|Office of Special Education|
The function of the Office of Special Education (OSE) is the general supervision, administration, and funding of special education programs and services for children and youth with disabilities ages 3-21. A free appropriate public education (FAPE) is provided to eligible children according to federal statute and regulations, state statute, administrative rules, and department procedures.
The Individuals with Disabilities Education Act (IDEA) established two separate age segments for students with special needs. Part B refers to special education services for students ages 3 through 21. Part C refers to early intervention services for infants and toddlers with disabilities from birth to age 3.
Michigan special education services extend from birth through 25 (beyond the federal requirement of 21). Therefore, Michigan's special education services and programs serve eligible students ages birth through 25.The OSE is tasked with implementing and monitoring Part B improvement plans. The Office of Great Start (OGS), in conjunction with the OSE, manages Part C services through its Early On® program. Some infants and toddlers may be eligible for special education services.
The OSE is made up of four units, administration, program finance, program accounting, and performance reporting, and is also responsible for the Low Incidence Outreach program as well as the Michigan School for the Deaf.
|Office of Systems and Integration|
The Office of Systems and Integration (OSI) is an office within the Division of Accountability Services (DAS). The responsibilities of this office include:
• Facilitating data coordination activities across MDE
|Preschool and Out-of-School Time Learning|
|The Office of Preschool and Out-of-School Time Learning (P&OSTL) provides information, consultation, and resources to families, educators, and communities concerned with the progress and development of children, youth and their families so that they will be prepared to succeed in school and in life. P&OSTL manages federal and state grant programs and consults with preschool/prekindergarten programs, preschool special education programs and services, transition into K-3 primary grades, and out-of-school time programs (i.e., before- and after-school, summers, vacations, and weekends) for K-12 students. Major programs include: Great Start Readiness Program, Early Childhood Special Education (IDEA, Part B, Section 619), and 21st Century Community Learning Centers.|
|Office of Standards and Assessment|
|The Office of Standards and Assessment (OSA) oversee the development, design, administration, and reporting of all statewide student assessments. This include the Michigan Student Test of Educational Progress (M-STEP), the Michigan Merit Exam (MME), the MI-Access alternate assessments, and the World-Class Instructional Design and Assessment (WIDA) assessments for English learners. The OSA strives, everyday, to produce and administer the best assessment tools possible for Michigan students and educators.|

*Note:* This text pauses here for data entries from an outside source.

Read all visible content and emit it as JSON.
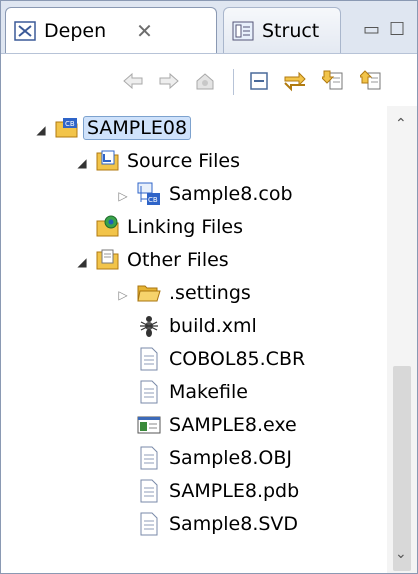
{
  "tabs": [
    {
      "label": "Depen",
      "active": true,
      "close": "✕"
    },
    {
      "label": "Struct",
      "active": false
    }
  ],
  "window": {
    "minimize": "▭",
    "maximize": "☐"
  },
  "toolbar": [
    "back-icon",
    "forward-icon",
    "home-icon",
    "collapse-all-icon",
    "link-icon",
    "import-icon",
    "export-icon"
  ],
  "tree": [
    {
      "label": "SAMPLE08",
      "icon": "cobol-project-icon",
      "twisty": "expanded",
      "selected": true
    },
    {
      "label": "Source Files",
      "icon": "source-folder-icon",
      "twisty": "expanded"
    },
    {
      "label": "Sample8.cob",
      "icon": "cobol-file-icon",
      "twisty": "collapsed"
    },
    {
      "label": "Linking Files",
      "icon": "linking-files-icon",
      "twisty": "none"
    },
    {
      "label": "Other Files",
      "icon": "other-files-icon",
      "twisty": "expanded"
    },
    {
      "label": ".settings",
      "icon": "folder-icon",
      "twisty": "collapsed"
    },
    {
      "label": "build.xml",
      "icon": "ant-file-icon",
      "twisty": "none"
    },
    {
      "label": "COBOL85.CBR",
      "icon": "text-file-icon",
      "twisty": "none"
    },
    {
      "label": "Makefile",
      "icon": "text-file-icon",
      "twisty": "none"
    },
    {
      "label": "SAMPLE8.exe",
      "icon": "exe-file-icon",
      "twisty": "none"
    },
    {
      "label": "Sample8.OBJ",
      "icon": "text-file-icon",
      "twisty": "none"
    },
    {
      "label": "SAMPLE8.pdb",
      "icon": "text-file-icon",
      "twisty": "none"
    },
    {
      "label": "Sample8.SVD",
      "icon": "text-file-icon",
      "twisty": "none"
    }
  ],
  "colors": {
    "selection": "#cfe2fb",
    "selectionBorder": "#7da2ce",
    "folder": "#f2c44a",
    "tabbar": "#dfe6f1"
  }
}
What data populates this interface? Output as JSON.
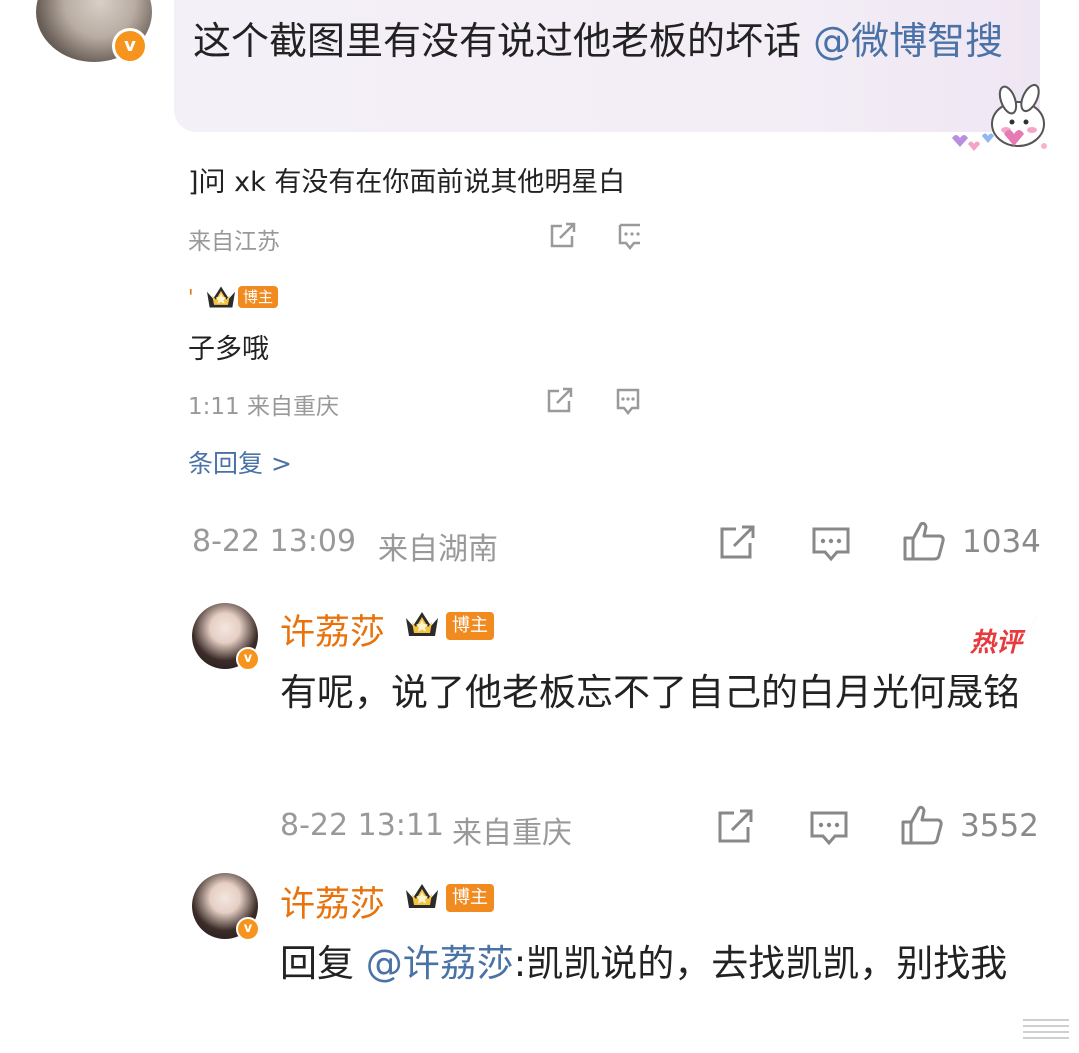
{
  "top_comment": {
    "text": "这个截图里有没有说过他老板的坏话 ",
    "mention": "@微博智搜",
    "avatar_badge": "v"
  },
  "quoted": {
    "line1": "]问 xk 有没有在你面前说其他明星白",
    "meta1": "来自江苏",
    "tag": "博主",
    "line2": "子多哦",
    "meta2": "1:11  来自重庆",
    "more_replies": "条回复 >"
  },
  "comment1_meta": {
    "time": "8-22 13:09",
    "location": "来自湖南",
    "likes": "1034"
  },
  "reply1": {
    "username": "许荔莎",
    "tag": "博主",
    "text": "有呢，说了他老板忘不了自己的白月光何晟铭",
    "time": "8-22 13:11",
    "location": "来自重庆",
    "likes": "3552",
    "hot_label": "热评",
    "avatar_badge": "v"
  },
  "reply2": {
    "username": "许荔莎",
    "tag": "博主",
    "reply_prefix": "回复 ",
    "mention": "@许荔莎",
    "text": ":凯凯说的，去找凯凯，别找我",
    "avatar_badge": "v"
  },
  "icons": {
    "share": "share-icon",
    "comment": "comment-icon",
    "like": "thumbs-up-icon",
    "crown": "crown-icon"
  },
  "colors": {
    "username": "#e8720c",
    "mention": "#4a72a6",
    "meta": "#999999",
    "tag": "#f18a1f"
  }
}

|Office of School Support Services|
|Office of School Support Services covers a wide range of topics and programs, including school and summer meals; child and adult care food; free United States Department of Agriculture commodity food distribution; coordinated school health and safety; pupil transportation; educational technology (educational technology plans, technology literacy standards, and e-rate); and grant procurement and distribution. Please explore our website for in-depth coverage of these topics. Please feel free to contact our staff, should you require additional information.|

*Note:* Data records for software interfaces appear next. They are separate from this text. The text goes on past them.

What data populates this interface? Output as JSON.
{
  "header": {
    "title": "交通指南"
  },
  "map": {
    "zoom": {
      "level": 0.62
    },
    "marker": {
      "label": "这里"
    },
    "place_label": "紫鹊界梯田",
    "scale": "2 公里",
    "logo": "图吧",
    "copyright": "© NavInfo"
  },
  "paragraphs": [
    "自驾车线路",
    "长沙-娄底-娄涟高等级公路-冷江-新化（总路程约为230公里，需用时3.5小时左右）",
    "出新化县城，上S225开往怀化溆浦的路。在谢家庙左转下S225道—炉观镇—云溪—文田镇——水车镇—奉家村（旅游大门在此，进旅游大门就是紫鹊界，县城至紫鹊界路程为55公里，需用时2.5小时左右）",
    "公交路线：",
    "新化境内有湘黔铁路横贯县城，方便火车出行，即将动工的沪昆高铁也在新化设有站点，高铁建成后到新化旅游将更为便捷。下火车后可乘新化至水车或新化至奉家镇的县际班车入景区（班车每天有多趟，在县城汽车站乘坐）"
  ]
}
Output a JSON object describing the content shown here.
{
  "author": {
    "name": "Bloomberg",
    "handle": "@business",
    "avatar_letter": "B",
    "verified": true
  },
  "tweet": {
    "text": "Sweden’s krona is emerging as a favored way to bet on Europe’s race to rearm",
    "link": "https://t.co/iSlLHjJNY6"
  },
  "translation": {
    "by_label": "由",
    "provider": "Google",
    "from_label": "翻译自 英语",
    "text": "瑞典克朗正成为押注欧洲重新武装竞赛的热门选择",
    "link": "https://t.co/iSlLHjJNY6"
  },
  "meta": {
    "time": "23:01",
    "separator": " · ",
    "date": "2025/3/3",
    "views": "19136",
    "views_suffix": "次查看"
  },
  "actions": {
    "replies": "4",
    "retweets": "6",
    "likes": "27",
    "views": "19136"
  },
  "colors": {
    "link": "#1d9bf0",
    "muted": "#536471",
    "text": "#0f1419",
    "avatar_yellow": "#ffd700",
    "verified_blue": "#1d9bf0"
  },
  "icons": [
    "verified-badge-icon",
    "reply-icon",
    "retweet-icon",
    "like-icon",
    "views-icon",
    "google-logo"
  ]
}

|Office of Human Resources|
||The mission of the Office of Human Resources is to provide quality, customer focused services to the Department of Education in support of its staffing, development and human resource management needs which are necessary for achieving the State Board's goal for Michigan education.|
|Office of Field Services|

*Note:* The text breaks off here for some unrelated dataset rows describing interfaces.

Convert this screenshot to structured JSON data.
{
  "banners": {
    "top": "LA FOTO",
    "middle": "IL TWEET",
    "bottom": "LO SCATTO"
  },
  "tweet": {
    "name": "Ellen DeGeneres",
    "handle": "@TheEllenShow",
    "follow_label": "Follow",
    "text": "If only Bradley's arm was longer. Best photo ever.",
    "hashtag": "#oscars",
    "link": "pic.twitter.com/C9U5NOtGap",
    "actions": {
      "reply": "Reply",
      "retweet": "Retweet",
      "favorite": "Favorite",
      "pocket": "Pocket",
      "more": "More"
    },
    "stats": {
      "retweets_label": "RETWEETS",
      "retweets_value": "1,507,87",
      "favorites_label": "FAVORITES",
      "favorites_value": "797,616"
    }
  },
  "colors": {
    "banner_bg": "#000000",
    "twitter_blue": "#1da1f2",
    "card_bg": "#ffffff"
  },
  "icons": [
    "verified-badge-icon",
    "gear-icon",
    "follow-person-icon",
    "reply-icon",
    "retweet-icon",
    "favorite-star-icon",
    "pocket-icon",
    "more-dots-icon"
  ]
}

|The Office of Financial Management facilitates the development of the annual agency budget, and provides oversight of Department budgets. The office is responsible for all accounting and purchasing activities for the Department. This includes disbursing, recording and reporting grants; collecting revenue; developing and securing federally approved indirect cost rates; and procuring supplies and equipment.|